Dave: And when it happens, the whole world has to acknowledge the true God is the one who tells us what will happen before it happens, okay? This is what he said. And just go back to Isaiah:42:8, pretty much the same that we had in Isaiah:46:9-10: “I am the Lord; that is my name: and my glory will not give to another, neither my praise to graven images. Behold, the former things are come to pass, and new things do I declare: before they spring forth I tell you of them.”
And, Tom, there’s no way to escape it. Repeatedly throughout the Scriptures God says, “Look, here’s how I will prove my existence, and I will prove which Book represents my Word where I have spoken. I will tell you what’s going to happen before it happens: and when it does you will have to acknowledge that I am the true God and this is my Word.”
And, Tom, I love to go to that, because this is the great proof. And yet, as you were mentioning earlier, Tom, the tragedy—well, there are many tragedies in the church today—one of them is prophecy is neglected.
Tom: Well, I think it’s worse than just being neglected. I think there are people in the church who, for whatever reasons—maybe their own agenda and so on—are putting aside prophecy. And the critical thing about that is God has given us prophecy so that we would know how to prepare for what’s coming with regard to discernment, with regard to apostasy in the church, and so on—to be on our guard. We’re not to be unaware of Satan’s devices, it says. The Lord lays these things out in His Word, and if we avoid those, we’re in trouble.

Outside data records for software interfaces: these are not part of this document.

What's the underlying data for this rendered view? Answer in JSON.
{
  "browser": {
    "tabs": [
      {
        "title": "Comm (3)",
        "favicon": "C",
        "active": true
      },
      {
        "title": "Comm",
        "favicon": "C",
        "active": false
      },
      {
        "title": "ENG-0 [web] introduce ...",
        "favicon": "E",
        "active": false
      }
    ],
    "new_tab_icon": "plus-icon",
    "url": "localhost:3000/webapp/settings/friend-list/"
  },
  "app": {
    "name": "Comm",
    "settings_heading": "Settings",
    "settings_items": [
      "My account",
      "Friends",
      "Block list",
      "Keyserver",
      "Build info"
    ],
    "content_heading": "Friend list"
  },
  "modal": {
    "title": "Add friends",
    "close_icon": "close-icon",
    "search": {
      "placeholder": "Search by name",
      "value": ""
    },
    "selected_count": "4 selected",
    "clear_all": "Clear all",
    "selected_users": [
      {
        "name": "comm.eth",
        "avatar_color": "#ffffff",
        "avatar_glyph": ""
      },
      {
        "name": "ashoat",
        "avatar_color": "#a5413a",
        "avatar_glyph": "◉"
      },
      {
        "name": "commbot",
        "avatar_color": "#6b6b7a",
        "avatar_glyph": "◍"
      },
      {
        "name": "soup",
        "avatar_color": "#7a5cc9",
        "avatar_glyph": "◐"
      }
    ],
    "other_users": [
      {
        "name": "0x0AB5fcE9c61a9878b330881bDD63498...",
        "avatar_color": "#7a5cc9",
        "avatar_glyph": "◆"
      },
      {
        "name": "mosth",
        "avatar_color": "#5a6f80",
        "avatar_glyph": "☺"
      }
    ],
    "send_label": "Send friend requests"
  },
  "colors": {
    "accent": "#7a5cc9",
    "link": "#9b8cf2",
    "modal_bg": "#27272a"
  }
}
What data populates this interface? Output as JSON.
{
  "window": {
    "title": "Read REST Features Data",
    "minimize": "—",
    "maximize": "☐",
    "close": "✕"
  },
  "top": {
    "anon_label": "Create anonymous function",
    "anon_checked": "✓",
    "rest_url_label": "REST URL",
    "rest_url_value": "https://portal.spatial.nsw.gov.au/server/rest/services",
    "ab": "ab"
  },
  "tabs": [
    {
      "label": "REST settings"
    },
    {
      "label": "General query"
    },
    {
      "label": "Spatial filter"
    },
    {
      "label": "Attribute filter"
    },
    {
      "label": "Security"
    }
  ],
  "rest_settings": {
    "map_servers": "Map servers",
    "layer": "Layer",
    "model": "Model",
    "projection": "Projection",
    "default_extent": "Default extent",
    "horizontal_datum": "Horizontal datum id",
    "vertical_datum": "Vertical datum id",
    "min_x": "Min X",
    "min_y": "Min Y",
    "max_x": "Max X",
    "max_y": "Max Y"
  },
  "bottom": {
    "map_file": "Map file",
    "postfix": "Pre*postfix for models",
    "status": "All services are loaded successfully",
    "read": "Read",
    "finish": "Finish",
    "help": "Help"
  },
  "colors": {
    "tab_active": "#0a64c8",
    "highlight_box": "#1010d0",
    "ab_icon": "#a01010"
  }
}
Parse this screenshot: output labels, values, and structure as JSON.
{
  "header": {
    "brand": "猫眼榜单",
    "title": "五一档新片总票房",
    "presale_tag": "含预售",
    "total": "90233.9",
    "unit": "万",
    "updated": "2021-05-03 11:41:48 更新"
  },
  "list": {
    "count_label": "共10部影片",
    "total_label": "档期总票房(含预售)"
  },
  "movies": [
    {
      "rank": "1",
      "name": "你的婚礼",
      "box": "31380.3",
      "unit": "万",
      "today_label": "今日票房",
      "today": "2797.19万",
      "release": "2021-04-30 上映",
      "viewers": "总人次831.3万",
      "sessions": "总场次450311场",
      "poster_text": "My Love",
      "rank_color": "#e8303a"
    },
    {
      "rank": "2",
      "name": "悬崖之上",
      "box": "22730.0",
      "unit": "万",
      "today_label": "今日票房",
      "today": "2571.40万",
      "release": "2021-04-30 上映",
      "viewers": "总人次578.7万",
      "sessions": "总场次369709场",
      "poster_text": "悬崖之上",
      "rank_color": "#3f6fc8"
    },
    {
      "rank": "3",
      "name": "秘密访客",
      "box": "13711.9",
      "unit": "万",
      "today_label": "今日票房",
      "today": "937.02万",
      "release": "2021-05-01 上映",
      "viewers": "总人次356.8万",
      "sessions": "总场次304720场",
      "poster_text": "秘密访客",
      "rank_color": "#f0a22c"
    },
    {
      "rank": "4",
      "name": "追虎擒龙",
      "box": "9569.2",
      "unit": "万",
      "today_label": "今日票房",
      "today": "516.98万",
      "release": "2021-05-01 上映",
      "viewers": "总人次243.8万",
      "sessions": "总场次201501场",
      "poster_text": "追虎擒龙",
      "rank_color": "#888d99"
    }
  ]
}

Dave: Absolutely. We’ve got to go to all the Scriptures, and this is what tells us that the Lord is coming back as well, and there are prophecies throughout Scripture concerning that. When we talk about the Lord returning and coming back, we’ve got to distinguish between the Rapture and the Second Coming. What’s He going to do when He comes? Who is He coming for? And I guess we can come back to that next week.